I woke up while it was still dark and held my breath as I checked the baby monitor, hoping that the toddler was still sleeping. Success! My anticipation rose as I started to tiptoe downstairs, only to be stopped dead in my tracks. Our toddler, sleeping so soundly only a minute ago, was now awake and calling out. A little disappointed, I nonetheless grabbed him from the crib and brought him along, hoping I could keep him occupied while I worked out.
I’ve always struggled with how to manage self-care, but definitely more so now with little ones at home. I know the principle of how important it is to “fill up” so that we can “pour out.” But figuring out how to do it can seem daunting.
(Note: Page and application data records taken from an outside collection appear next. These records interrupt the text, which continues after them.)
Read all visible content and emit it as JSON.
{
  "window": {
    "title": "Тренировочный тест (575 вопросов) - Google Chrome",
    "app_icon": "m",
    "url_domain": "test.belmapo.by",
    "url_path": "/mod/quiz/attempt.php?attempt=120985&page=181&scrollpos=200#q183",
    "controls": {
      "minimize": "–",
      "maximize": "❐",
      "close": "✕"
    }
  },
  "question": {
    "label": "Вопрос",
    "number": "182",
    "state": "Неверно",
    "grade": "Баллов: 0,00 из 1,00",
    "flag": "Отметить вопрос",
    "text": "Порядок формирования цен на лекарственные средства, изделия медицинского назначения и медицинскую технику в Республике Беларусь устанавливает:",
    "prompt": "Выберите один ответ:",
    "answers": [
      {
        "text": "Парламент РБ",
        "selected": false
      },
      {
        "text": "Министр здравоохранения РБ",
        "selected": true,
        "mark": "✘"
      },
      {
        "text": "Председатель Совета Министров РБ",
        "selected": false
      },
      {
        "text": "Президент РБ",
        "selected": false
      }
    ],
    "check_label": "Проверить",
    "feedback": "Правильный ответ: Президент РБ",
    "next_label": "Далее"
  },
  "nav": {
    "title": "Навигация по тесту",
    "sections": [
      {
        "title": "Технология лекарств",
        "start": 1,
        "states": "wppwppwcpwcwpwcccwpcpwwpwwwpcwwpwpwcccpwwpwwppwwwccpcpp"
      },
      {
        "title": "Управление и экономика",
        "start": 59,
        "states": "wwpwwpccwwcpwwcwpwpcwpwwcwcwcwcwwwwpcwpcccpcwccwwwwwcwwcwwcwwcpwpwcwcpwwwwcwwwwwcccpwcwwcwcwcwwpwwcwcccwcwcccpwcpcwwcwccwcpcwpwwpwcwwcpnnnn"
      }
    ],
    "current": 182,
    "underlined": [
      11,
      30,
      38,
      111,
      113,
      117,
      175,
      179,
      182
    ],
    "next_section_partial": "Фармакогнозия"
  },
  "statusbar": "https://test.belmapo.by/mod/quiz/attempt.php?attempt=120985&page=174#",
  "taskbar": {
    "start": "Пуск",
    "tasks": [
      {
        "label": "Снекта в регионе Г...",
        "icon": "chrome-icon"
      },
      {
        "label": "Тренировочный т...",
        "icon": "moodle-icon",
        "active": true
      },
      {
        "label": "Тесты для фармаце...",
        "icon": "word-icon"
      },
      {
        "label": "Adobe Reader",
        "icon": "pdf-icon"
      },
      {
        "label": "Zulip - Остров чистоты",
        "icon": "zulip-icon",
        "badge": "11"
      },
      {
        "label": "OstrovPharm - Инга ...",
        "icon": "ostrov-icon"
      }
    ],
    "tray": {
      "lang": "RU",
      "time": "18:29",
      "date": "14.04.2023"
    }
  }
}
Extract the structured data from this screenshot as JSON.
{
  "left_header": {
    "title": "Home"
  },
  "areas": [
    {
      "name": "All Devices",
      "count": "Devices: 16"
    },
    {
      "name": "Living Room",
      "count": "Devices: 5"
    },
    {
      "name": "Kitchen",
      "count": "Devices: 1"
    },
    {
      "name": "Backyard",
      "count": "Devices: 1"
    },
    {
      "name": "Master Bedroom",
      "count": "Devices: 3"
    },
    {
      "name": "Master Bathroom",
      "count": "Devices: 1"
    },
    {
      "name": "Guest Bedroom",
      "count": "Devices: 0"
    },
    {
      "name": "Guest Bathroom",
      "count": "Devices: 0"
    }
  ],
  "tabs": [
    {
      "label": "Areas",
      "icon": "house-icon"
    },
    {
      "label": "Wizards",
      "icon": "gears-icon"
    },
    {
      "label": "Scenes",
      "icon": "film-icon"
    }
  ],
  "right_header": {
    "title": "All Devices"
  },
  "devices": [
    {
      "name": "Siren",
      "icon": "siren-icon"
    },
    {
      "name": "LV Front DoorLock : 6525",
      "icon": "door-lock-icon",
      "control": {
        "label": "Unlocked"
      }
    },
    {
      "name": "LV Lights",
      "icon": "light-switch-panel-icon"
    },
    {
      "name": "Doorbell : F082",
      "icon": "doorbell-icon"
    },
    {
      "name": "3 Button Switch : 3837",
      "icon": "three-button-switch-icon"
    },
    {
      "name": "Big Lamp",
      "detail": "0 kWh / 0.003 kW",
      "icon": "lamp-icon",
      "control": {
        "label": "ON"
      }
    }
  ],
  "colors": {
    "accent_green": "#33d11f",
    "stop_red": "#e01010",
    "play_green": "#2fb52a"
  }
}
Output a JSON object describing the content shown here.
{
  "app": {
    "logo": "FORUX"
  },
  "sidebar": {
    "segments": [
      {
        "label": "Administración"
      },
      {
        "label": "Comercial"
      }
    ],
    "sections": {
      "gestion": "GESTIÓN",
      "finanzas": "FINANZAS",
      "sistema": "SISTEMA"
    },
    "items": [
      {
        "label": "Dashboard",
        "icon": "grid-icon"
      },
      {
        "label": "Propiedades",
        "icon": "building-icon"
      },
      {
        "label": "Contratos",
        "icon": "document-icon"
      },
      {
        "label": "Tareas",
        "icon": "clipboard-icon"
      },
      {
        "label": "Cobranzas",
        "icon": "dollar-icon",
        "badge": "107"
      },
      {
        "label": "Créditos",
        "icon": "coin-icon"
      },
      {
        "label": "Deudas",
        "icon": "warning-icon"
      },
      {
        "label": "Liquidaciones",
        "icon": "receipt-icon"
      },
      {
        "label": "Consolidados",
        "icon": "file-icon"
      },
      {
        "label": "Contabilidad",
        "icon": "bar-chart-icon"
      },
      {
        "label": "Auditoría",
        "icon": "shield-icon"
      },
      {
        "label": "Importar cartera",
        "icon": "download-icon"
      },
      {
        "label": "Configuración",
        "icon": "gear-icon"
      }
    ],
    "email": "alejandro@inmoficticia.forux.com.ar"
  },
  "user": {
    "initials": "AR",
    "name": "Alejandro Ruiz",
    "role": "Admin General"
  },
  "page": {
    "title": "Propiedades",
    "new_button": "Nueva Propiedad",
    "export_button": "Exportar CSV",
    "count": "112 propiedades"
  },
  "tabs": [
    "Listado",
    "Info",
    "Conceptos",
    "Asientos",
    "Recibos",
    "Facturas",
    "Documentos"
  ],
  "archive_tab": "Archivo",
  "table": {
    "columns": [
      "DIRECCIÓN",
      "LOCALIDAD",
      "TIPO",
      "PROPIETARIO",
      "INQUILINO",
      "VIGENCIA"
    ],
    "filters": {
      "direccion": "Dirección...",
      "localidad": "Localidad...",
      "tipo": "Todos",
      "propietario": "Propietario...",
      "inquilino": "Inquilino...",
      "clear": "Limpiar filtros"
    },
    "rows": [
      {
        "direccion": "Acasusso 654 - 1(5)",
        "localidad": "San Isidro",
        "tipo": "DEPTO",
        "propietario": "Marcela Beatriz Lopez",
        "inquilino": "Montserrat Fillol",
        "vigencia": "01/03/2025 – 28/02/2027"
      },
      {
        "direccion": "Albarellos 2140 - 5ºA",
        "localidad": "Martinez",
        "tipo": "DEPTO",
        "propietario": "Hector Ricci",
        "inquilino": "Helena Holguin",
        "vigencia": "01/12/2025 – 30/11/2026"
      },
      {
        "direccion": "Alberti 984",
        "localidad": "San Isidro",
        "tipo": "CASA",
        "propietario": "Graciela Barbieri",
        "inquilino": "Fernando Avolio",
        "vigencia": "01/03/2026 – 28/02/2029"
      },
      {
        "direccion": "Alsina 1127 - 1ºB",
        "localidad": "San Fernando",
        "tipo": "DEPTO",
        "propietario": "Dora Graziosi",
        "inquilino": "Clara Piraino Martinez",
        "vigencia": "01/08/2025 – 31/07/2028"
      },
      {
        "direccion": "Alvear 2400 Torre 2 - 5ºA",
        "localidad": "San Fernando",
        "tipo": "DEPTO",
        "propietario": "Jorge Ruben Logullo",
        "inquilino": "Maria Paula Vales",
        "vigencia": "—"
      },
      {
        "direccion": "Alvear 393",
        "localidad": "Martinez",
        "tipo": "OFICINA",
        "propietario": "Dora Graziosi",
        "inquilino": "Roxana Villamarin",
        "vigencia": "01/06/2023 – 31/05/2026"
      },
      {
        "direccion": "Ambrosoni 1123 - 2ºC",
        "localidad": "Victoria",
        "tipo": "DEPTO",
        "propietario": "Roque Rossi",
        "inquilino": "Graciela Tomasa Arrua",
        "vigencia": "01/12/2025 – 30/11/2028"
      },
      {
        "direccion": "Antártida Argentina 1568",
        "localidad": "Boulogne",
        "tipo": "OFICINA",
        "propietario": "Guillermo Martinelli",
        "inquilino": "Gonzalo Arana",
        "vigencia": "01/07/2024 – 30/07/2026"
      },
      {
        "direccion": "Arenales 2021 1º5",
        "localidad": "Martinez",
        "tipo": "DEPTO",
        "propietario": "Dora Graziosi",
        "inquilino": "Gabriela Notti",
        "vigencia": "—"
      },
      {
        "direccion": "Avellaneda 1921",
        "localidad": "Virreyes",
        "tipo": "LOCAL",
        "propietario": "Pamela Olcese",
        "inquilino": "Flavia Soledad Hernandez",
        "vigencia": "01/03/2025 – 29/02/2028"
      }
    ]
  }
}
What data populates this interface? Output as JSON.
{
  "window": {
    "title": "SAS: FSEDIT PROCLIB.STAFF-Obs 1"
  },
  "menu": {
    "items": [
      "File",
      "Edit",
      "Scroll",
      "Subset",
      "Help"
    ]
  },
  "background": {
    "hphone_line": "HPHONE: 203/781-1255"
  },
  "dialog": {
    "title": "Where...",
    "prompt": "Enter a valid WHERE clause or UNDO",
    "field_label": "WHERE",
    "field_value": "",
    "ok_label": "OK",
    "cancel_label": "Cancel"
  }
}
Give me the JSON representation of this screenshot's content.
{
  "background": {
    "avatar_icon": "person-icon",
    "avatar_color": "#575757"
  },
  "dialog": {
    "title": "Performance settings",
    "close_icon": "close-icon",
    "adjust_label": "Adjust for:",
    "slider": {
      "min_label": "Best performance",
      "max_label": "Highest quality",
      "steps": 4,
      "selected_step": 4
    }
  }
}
There’s also the lingering guilt (is it ok for me to take time for myself while other things slide?) and convenient excuses (I’m too tired to get up early) that can make it difficult to move forward.
Over the years, I’ve come to slowly look at the practice of self-care in a different light. God has been so gracious dealing with me as I’ve wrestled through what it should look like in my life. Besides the immediate, positive results that can come from caring for our personal needs, here are a few more benefits that I’ve noticed.
- Self-care reminds me that God uses our limits, as well as our strengths. I’ll be the first to admit that sometimes it’s hard to be vulnerable with other people, but I also sometimes find it hard to admit to myself and God when I need help. At heart, it’s an issue of pride that I’m learning to repent of (Romans 12:3). The great thing is that when I humbly admit my needs and seek God’s wisdom in how to meet them, He moves in powerful ways. For instance, meeting with a Christian counselor has brought much needed perspective and encouragement. I recently shared about my experience with a counselor with some of the students in my small group, and it sparked a great discussion that led to a meaningful step toward healing for at least one of them as well!
- Self-care reminds me that “you reap what you sow.” In this season of life, part of what self-care looks like for me is to work out at home. Per the opening story, I’m almost never alone (somehow, those little ones always know when I’m trying to sneak off!). I’ve come to accept that my workouts, and often my Bible reading, will be punctuated by sounds and needs of little ones. I can sometimes keep them occupied with food, toys, etc., but I’ve had to accept that this is the season of life I’m in. Yet even with the obstacles that arise, when I take time to care and invest a little back into myself, I know that the fruit will make it all worth it. Fruit that comes from time with the Lord – rest, an active body and a clear mind – tastes so sweet that it’s worth the fight to cultivate it (Galatians 6:9).
- Self-care reminds me to be grateful. Making sure to care for myself allows me to pause from the many demands on my life. That change of pace is often the nudge I need to turn my eyes off of hardships and selfishness and to remember to be grateful to God for His many, many gifts. When resting, I can thank Him for his peace. When pursuing a hobby or using a talent, I can thank Him for His provision. When talking with a friend, I can thank God for love and support. As Paul says in 1 Thessalonians 5:16-18, “Always be joyful. Never stop praying. Be thankful in all circumstances, for this is God’s will for you who belong to Christ Jesus.”
In closing, may we all be like the woman of noble character in Proverbs 31, whose relationship with God leads her to right action for others as well as herself:
“She is clothed with strength and dignity; she can laugh at the days to come. She speaks with wisdom, and faithful instruction is on her tongue.” (v. 25-26)